◆ **Task to carry out**
Filter the entries below, keeping only lines with "structured".

◆ **Data for analysis**
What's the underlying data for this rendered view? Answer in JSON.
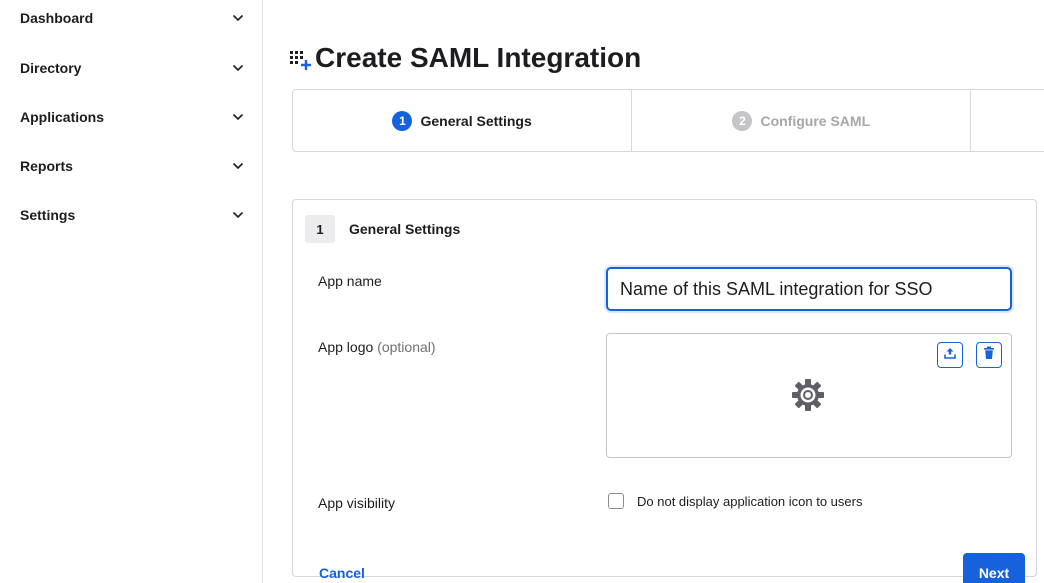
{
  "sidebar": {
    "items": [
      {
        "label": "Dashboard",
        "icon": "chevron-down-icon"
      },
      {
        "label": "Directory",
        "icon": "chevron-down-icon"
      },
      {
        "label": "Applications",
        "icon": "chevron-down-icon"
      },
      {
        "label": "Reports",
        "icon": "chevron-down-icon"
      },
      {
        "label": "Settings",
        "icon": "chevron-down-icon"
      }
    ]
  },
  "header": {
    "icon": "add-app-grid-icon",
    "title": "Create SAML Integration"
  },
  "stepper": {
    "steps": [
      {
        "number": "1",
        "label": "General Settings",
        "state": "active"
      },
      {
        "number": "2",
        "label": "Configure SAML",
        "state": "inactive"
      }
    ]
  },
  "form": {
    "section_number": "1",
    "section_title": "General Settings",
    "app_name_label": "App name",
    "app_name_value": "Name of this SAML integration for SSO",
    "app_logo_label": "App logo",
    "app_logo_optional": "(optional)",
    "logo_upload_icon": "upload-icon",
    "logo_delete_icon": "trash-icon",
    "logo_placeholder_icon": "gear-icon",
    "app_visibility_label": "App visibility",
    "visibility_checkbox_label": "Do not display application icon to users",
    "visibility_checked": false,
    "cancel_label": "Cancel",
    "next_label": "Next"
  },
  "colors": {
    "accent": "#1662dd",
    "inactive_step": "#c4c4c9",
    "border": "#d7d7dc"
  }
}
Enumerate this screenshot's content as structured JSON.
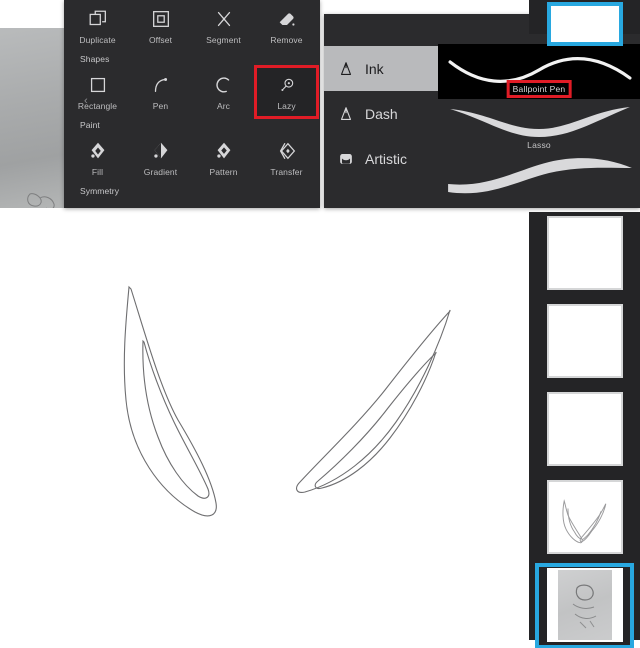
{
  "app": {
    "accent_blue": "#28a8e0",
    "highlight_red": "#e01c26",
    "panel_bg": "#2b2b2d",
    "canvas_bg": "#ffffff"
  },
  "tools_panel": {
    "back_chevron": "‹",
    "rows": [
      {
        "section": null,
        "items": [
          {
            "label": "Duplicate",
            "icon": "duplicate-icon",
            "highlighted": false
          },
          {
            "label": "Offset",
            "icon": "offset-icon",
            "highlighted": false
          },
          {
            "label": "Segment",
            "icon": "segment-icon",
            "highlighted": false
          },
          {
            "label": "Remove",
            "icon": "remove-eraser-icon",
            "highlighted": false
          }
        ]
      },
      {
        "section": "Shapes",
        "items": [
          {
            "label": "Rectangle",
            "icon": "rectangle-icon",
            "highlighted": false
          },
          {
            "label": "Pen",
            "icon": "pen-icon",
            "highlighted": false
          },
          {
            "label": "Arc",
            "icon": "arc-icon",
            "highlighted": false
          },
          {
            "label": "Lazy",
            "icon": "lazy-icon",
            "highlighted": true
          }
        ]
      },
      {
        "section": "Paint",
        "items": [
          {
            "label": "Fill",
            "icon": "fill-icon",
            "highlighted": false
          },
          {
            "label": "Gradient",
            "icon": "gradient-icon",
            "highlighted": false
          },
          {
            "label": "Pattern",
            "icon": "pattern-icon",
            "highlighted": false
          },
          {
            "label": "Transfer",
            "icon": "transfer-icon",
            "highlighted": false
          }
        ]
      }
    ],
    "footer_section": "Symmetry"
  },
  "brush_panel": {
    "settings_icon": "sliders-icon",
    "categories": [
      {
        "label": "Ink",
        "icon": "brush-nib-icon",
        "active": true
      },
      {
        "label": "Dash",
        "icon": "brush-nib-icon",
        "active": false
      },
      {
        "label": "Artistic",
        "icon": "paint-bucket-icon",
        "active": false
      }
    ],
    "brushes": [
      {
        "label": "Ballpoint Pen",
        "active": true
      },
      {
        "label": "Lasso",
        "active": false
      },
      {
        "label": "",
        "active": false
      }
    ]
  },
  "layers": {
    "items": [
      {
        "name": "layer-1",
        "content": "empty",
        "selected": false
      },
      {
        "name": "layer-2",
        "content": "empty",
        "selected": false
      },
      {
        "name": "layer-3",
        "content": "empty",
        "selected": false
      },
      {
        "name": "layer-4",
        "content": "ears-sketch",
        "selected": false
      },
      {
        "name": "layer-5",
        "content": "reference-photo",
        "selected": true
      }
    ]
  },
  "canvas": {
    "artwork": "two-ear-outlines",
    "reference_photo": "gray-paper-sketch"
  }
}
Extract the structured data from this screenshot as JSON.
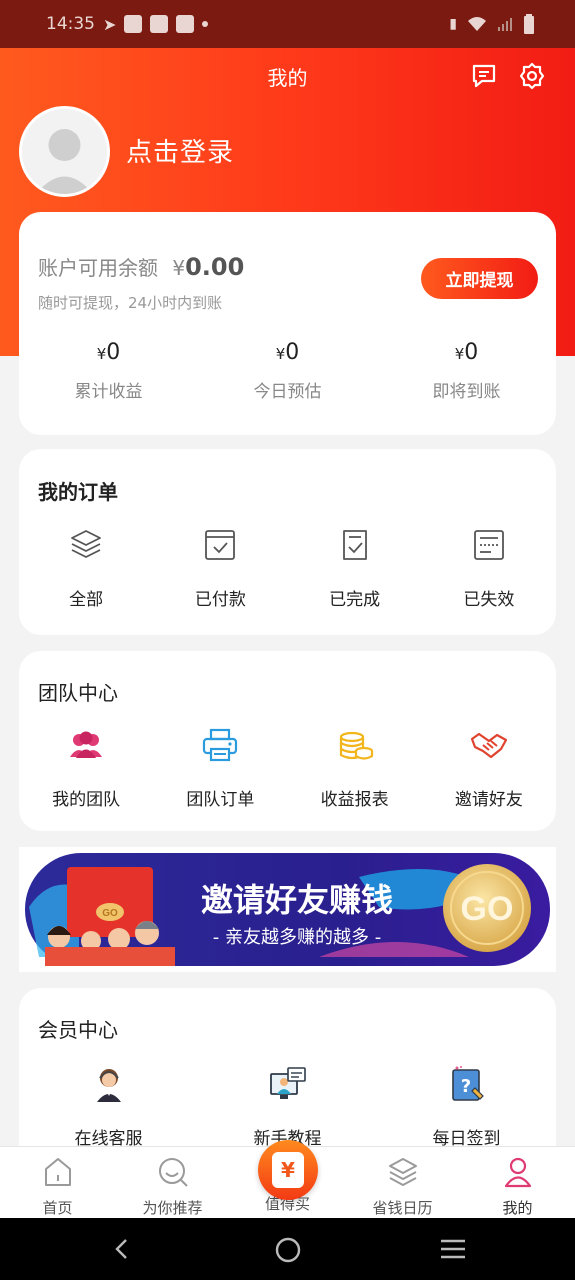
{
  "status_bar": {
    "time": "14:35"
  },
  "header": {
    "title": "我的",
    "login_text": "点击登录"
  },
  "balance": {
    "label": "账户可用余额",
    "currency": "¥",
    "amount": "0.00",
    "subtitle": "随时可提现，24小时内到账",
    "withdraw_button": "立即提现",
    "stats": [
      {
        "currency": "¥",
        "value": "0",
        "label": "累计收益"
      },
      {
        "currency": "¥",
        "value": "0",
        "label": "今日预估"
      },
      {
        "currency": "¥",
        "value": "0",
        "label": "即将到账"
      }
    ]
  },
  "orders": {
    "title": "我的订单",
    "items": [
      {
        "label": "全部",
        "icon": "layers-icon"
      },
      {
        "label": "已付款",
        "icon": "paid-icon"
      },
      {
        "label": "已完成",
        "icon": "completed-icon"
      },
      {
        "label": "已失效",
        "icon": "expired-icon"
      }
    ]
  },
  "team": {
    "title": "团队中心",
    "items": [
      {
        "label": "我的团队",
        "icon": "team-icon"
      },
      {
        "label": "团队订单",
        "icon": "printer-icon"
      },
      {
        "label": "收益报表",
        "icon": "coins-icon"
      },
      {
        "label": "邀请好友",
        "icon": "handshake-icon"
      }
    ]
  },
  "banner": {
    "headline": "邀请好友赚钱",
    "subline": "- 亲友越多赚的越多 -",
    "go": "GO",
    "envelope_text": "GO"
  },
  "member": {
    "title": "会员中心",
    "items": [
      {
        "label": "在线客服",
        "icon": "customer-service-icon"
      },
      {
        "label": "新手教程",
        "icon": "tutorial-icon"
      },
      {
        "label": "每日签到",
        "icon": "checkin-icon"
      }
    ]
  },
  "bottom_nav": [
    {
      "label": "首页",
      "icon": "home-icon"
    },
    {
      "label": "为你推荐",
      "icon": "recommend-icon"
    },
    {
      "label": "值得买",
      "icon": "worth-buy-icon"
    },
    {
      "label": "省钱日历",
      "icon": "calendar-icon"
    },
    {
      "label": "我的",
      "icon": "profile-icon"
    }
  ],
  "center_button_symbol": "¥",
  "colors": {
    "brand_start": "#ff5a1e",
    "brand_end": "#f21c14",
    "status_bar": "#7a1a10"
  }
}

◆ **Expected answer**
Enumerate this screenshot's content as structured JSON.
Extract the structured data from this screenshot as JSON.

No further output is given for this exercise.